App and web page records:
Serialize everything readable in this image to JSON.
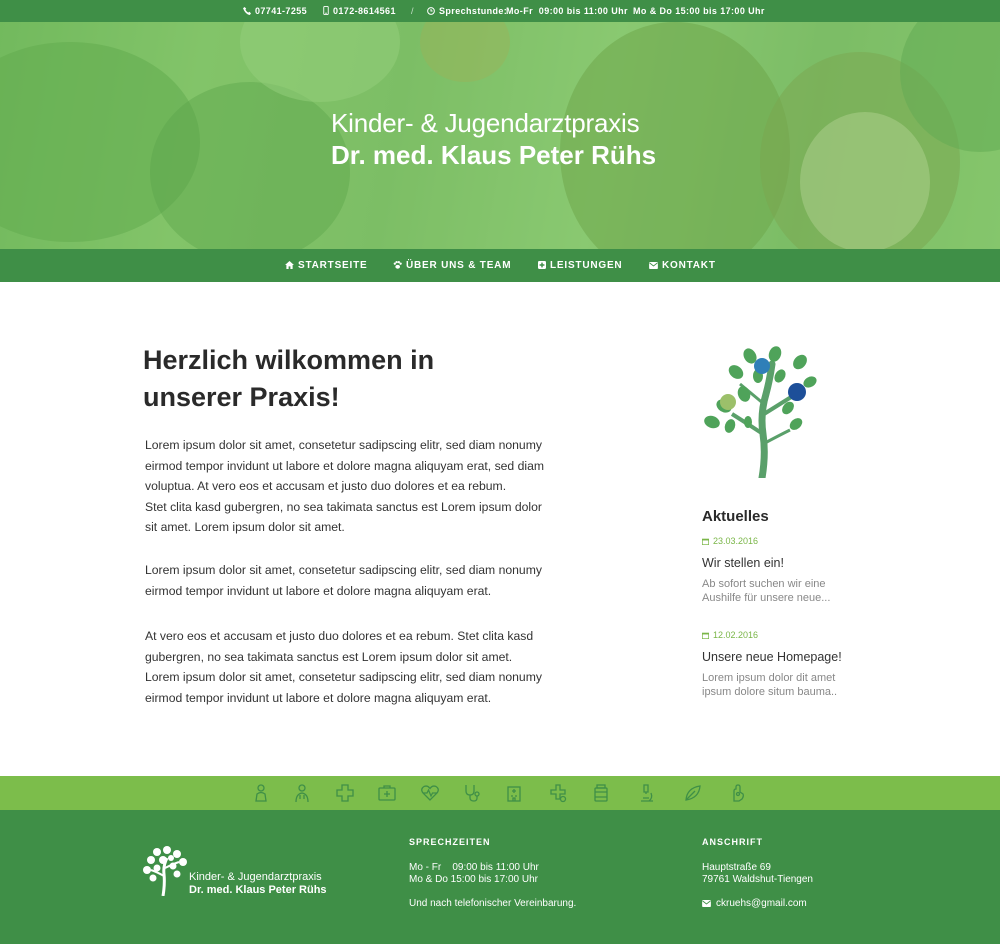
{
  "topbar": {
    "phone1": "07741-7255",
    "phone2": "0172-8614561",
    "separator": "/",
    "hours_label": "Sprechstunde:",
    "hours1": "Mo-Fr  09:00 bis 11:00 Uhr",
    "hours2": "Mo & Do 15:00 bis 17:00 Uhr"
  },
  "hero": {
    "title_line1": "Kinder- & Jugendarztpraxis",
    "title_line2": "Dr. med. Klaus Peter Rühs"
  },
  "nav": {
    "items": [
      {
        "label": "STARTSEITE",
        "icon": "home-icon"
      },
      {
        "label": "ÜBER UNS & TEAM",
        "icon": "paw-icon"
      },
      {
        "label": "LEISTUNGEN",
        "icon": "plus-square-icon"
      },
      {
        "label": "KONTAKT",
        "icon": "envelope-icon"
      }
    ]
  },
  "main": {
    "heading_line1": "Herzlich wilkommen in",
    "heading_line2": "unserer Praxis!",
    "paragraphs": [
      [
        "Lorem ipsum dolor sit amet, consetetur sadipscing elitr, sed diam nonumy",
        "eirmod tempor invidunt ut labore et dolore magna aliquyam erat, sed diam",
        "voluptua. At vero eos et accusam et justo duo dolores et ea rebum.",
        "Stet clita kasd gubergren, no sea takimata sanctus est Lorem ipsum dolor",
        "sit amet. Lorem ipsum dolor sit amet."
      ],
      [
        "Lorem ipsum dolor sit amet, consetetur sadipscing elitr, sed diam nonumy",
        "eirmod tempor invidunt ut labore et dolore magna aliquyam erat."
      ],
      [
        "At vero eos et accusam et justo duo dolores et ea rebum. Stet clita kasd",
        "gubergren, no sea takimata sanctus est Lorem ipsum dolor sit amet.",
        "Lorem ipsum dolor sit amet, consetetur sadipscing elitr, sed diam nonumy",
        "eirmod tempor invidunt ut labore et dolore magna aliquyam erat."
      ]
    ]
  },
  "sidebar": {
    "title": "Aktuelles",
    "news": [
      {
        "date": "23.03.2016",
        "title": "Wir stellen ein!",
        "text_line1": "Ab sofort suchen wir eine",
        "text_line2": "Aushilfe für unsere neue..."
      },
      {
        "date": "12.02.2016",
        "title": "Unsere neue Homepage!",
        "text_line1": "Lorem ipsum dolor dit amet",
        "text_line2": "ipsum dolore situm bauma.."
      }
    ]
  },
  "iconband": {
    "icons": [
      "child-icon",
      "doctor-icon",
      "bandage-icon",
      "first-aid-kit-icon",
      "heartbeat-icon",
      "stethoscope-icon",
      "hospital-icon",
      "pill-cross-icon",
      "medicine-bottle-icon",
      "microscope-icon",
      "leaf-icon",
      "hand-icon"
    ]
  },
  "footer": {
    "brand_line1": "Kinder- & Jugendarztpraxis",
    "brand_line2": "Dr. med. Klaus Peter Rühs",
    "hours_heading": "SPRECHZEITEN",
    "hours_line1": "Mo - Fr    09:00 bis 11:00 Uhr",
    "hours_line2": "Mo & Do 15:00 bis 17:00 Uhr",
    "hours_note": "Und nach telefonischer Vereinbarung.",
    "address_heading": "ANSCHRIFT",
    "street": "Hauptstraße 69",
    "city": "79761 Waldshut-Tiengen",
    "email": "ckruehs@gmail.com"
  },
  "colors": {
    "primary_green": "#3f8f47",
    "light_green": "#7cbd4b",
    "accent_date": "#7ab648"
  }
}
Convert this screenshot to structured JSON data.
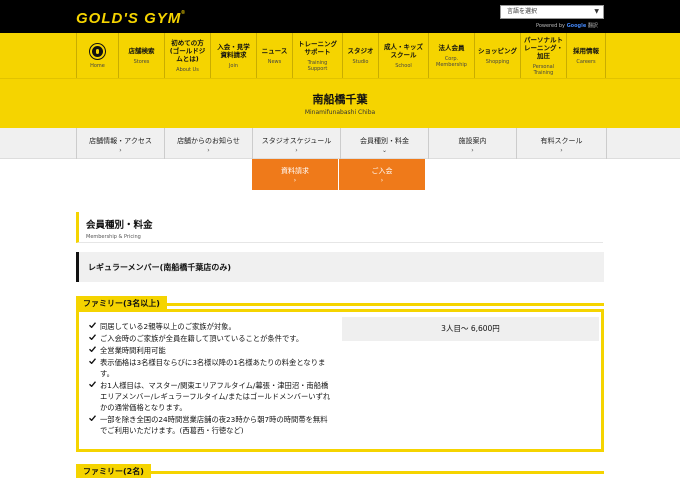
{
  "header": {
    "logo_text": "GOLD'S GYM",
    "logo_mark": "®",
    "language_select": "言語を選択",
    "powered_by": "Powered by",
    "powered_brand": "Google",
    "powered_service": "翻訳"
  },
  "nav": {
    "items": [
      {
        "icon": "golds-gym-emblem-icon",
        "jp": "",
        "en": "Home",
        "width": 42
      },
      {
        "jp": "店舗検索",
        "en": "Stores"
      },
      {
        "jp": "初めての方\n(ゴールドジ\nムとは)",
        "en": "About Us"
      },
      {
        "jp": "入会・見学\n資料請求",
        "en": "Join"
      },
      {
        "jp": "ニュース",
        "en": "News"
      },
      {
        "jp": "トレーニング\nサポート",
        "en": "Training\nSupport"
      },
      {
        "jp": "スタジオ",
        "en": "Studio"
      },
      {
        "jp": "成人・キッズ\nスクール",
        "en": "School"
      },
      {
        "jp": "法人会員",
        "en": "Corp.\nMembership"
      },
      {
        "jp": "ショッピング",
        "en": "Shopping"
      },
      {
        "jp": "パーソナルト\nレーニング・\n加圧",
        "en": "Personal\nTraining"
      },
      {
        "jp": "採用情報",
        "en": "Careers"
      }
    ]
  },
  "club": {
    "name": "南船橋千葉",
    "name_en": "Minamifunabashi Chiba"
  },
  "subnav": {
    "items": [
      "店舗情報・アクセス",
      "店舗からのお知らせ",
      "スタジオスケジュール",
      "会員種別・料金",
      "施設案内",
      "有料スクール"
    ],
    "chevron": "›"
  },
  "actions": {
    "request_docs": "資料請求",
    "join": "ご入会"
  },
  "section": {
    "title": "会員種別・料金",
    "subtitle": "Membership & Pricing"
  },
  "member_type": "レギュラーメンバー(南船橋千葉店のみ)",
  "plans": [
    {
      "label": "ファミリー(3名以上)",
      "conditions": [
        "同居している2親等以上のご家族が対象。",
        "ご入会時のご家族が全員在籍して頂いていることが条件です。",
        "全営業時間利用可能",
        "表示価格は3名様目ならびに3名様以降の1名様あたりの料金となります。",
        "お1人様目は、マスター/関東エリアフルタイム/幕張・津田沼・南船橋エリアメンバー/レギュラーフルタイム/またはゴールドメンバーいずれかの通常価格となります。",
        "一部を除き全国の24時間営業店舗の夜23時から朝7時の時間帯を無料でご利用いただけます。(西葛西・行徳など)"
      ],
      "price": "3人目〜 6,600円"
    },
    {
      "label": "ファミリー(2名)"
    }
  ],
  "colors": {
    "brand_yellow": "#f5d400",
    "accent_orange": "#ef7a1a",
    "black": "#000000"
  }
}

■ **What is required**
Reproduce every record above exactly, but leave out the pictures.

■ **Task output**
Serialize everything readable in this image to JSON.
{
  "topbar": {
    "phone1": "07741-7255",
    "phone2": "0172-8614561",
    "separator": "/",
    "hours_label": "Sprechstunde:",
    "hours1": "Mo-Fr  09:00 bis 11:00 Uhr",
    "hours2": "Mo & Do 15:00 bis 17:00 Uhr"
  },
  "hero": {
    "title_line1": "Kinder- & Jugendarztpraxis",
    "title_line2": "Dr. med. Klaus Peter Rühs"
  },
  "nav": {
    "items": [
      {
        "label": "STARTSEITE",
        "icon": "home-icon"
      },
      {
        "label": "ÜBER UNS & TEAM",
        "icon": "paw-icon"
      },
      {
        "label": "LEISTUNGEN",
        "icon": "plus-square-icon"
      },
      {
        "label": "KONTAKT",
        "icon": "envelope-icon"
      }
    ]
  },
  "main": {
    "heading_line1": "Herzlich wilkommen in",
    "heading_line2": "unserer Praxis!",
    "paragraphs": [
      [
        "Lorem ipsum dolor sit amet, consetetur sadipscing elitr, sed diam nonumy",
        "eirmod tempor invidunt ut labore et dolore magna aliquyam erat, sed diam",
        "voluptua. At vero eos et accusam et justo duo dolores et ea rebum.",
        "Stet clita kasd gubergren, no sea takimata sanctus est Lorem ipsum dolor",
        "sit amet. Lorem ipsum dolor sit amet."
      ],
      [
        "Lorem ipsum dolor sit amet, consetetur sadipscing elitr, sed diam nonumy",
        "eirmod tempor invidunt ut labore et dolore magna aliquyam erat."
      ],
      [
        "At vero eos et accusam et justo duo dolores et ea rebum. Stet clita kasd",
        "gubergren, no sea takimata sanctus est Lorem ipsum dolor sit amet.",
        "Lorem ipsum dolor sit amet, consetetur sadipscing elitr, sed diam nonumy",
        "eirmod tempor invidunt ut labore et dolore magna aliquyam erat."
      ]
    ]
  },
  "sidebar": {
    "title": "Aktuelles",
    "news": [
      {
        "date": "23.03.2016",
        "title": "Wir stellen ein!",
        "text_line1": "Ab sofort suchen wir eine",
        "text_line2": "Aushilfe für unsere neue..."
      },
      {
        "date": "12.02.2016",
        "title": "Unsere neue Homepage!",
        "text_line1": "Lorem ipsum dolor dit amet",
        "text_line2": "ipsum dolore situm bauma.."
      }
    ]
  },
  "iconband": {
    "icons": [
      "child-icon",
      "doctor-icon",
      "bandage-icon",
      "first-aid-kit-icon",
      "heartbeat-icon",
      "stethoscope-icon",
      "hospital-icon",
      "pill-cross-icon",
      "medicine-bottle-icon",
      "microscope-icon",
      "leaf-icon",
      "hand-icon"
    ]
  },
  "footer": {
    "brand_line1": "Kinder- & Jugendarztpraxis",
    "brand_line2": "Dr. med. Klaus Peter Rühs",
    "hours_heading": "SPRECHZEITEN",
    "hours_line1": "Mo - Fr    09:00 bis 11:00 Uhr",
    "hours_line2": "Mo & Do 15:00 bis 17:00 Uhr",
    "hours_note": "Und nach telefonischer Vereinbarung.",
    "address_heading": "ANSCHRIFT",
    "street": "Hauptstraße 69",
    "city": "79761 Waldshut-Tiengen",
    "email": "ckruehs@gmail.com"
  },
  "colors": {
    "primary_green": "#3f8f47",
    "light_green": "#7cbd4b",
    "accent_date": "#7ab648"
  }
}
Convert this screenshot to structured JSON data.
{
  "header": {
    "logo_text": "GOLD'S GYM",
    "logo_mark": "®",
    "language_select": "言語を選択",
    "powered_by": "Powered by",
    "powered_brand": "Google",
    "powered_service": "翻訳"
  },
  "nav": {
    "items": [
      {
        "icon": "golds-gym-emblem-icon",
        "jp": "",
        "en": "Home",
        "width": 42
      },
      {
        "jp": "店舗検索",
        "en": "Stores"
      },
      {
        "jp": "初めての方\n(ゴールドジ\nムとは)",
        "en": "About Us"
      },
      {
        "jp": "入会・見学\n資料請求",
        "en": "Join"
      },
      {
        "jp": "ニュース",
        "en": "News"
      },
      {
        "jp": "トレーニング\nサポート",
        "en": "Training\nSupport"
      },
      {
        "jp": "スタジオ",
        "en": "Studio"
      },
      {
        "jp": "成人・キッズ\nスクール",
        "en": "School"
      },
      {
        "jp": "法人会員",
        "en": "Corp.\nMembership"
      },
      {
        "jp": "ショッピング",
        "en": "Shopping"
      },
      {
        "jp": "パーソナルト\nレーニング・\n加圧",
        "en": "Personal\nTraining"
      },
      {
        "jp": "採用情報",
        "en": "Careers"
      }
    ]
  },
  "club": {
    "name": "南船橋千葉",
    "name_en": "Minamifunabashi Chiba"
  },
  "subnav": {
    "items": [
      "店舗情報・アクセス",
      "店舗からのお知らせ",
      "スタジオスケジュール",
      "会員種別・料金",
      "施設案内",
      "有料スクール"
    ],
    "chevron": "›"
  },
  "actions": {
    "request_docs": "資料請求",
    "join": "ご入会"
  },
  "section": {
    "title": "会員種別・料金",
    "subtitle": "Membership & Pricing"
  },
  "member_type": "レギュラーメンバー(南船橋千葉店のみ)",
  "plans": [
    {
      "label": "ファミリー(3名以上)",
      "conditions": [
        "同居している2親等以上のご家族が対象。",
        "ご入会時のご家族が全員在籍して頂いていることが条件です。",
        "全営業時間利用可能",
        "表示価格は3名様目ならびに3名様以降の1名様あたりの料金となります。",
        "お1人様目は、マスター/関東エリアフルタイム/幕張・津田沼・南船橋エリアメンバー/レギュラーフルタイム/またはゴールドメンバーいずれかの通常価格となります。",
        "一部を除き全国の24時間営業店舗の夜23時から朝7時の時間帯を無料でご利用いただけます。(西葛西・行徳など)"
      ],
      "price": "3人目〜 6,600円"
    },
    {
      "label": "ファミリー(2名)"
    }
  ],
  "colors": {
    "brand_yellow": "#f5d400",
    "accent_orange": "#ef7a1a",
    "black": "#000000"
  }
}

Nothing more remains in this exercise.